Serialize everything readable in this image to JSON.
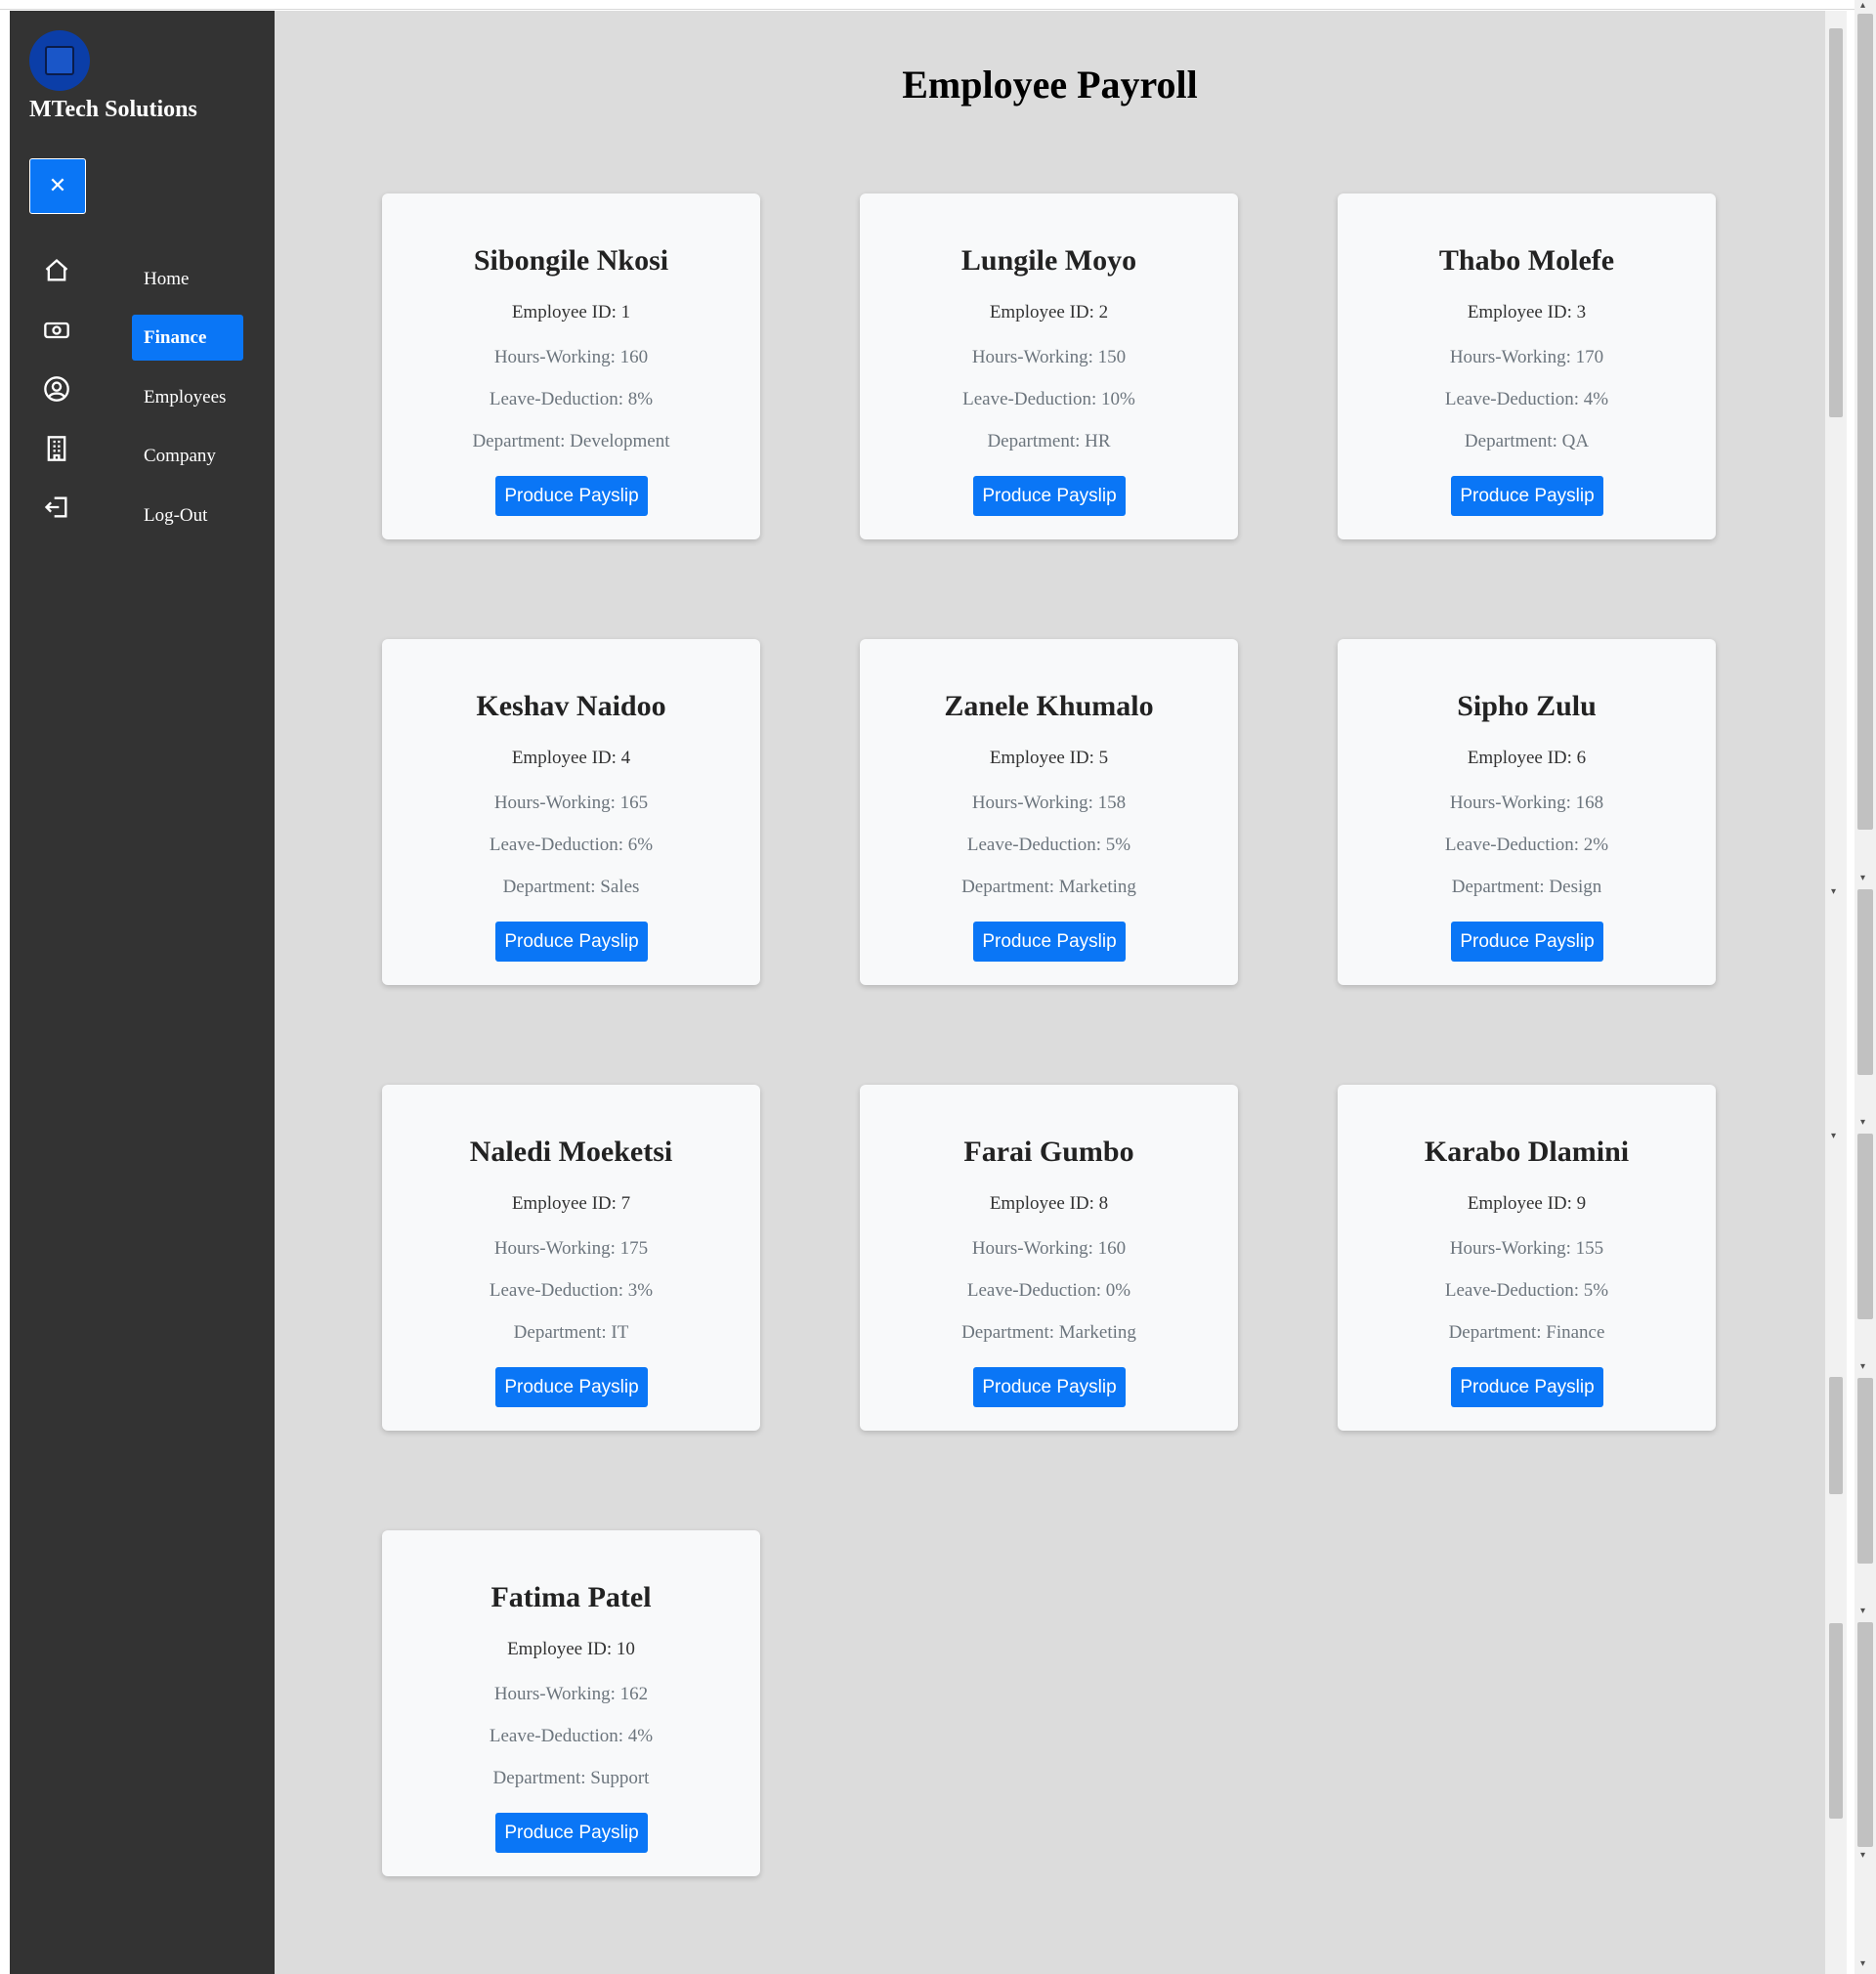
{
  "sidebar": {
    "brand": "MTech Solutions",
    "close_label": "✕",
    "nav": [
      {
        "label": "Home",
        "icon": "home-icon"
      },
      {
        "label": "Finance",
        "icon": "cash-icon",
        "active": true
      },
      {
        "label": "Employees",
        "icon": "user-circle-icon"
      },
      {
        "label": "Company",
        "icon": "building-icon"
      },
      {
        "label": "Log-Out",
        "icon": "logout-icon"
      }
    ]
  },
  "main": {
    "title": "Employee Payroll",
    "button_label": "Produce Payslip",
    "employees": [
      {
        "name": "Sibongile Nkosi",
        "id_text": "Employee ID: 1",
        "hours_text": "Hours-Working: 160",
        "leave_text": "Leave-Deduction: 8%",
        "dept_text": "Department: Development"
      },
      {
        "name": "Lungile Moyo",
        "id_text": "Employee ID: 2",
        "hours_text": "Hours-Working: 150",
        "leave_text": "Leave-Deduction: 10%",
        "dept_text": "Department: HR"
      },
      {
        "name": "Thabo Molefe",
        "id_text": "Employee ID: 3",
        "hours_text": "Hours-Working: 170",
        "leave_text": "Leave-Deduction: 4%",
        "dept_text": "Department: QA"
      },
      {
        "name": "Keshav Naidoo",
        "id_text": "Employee ID: 4",
        "hours_text": "Hours-Working: 165",
        "leave_text": "Leave-Deduction: 6%",
        "dept_text": "Department: Sales"
      },
      {
        "name": "Zanele Khumalo",
        "id_text": "Employee ID: 5",
        "hours_text": "Hours-Working: 158",
        "leave_text": "Leave-Deduction: 5%",
        "dept_text": "Department: Marketing"
      },
      {
        "name": "Sipho Zulu",
        "id_text": "Employee ID: 6",
        "hours_text": "Hours-Working: 168",
        "leave_text": "Leave-Deduction: 2%",
        "dept_text": "Department: Design"
      },
      {
        "name": "Naledi Moeketsi",
        "id_text": "Employee ID: 7",
        "hours_text": "Hours-Working: 175",
        "leave_text": "Leave-Deduction: 3%",
        "dept_text": "Department: IT"
      },
      {
        "name": "Farai Gumbo",
        "id_text": "Employee ID: 8",
        "hours_text": "Hours-Working: 160",
        "leave_text": "Leave-Deduction: 0%",
        "dept_text": "Department: Marketing"
      },
      {
        "name": "Karabo Dlamini",
        "id_text": "Employee ID: 9",
        "hours_text": "Hours-Working: 155",
        "leave_text": "Leave-Deduction: 5%",
        "dept_text": "Department: Finance"
      },
      {
        "name": "Fatima Patel",
        "id_text": "Employee ID: 10",
        "hours_text": "Hours-Working: 162",
        "leave_text": "Leave-Deduction: 4%",
        "dept_text": "Department: Support"
      }
    ]
  },
  "colors": {
    "accent": "#0a76f6",
    "sidebar_bg": "#333333",
    "main_bg": "#dcdcdc",
    "card_bg": "#f8f9fa"
  }
}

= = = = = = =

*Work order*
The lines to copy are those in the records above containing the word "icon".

*Response to this exercise*
        "icon": "home-icon"
        "icon": "cash-icon",
        "icon": "user-circle-icon"
        "icon": "building-icon"
        "icon": "logout-icon"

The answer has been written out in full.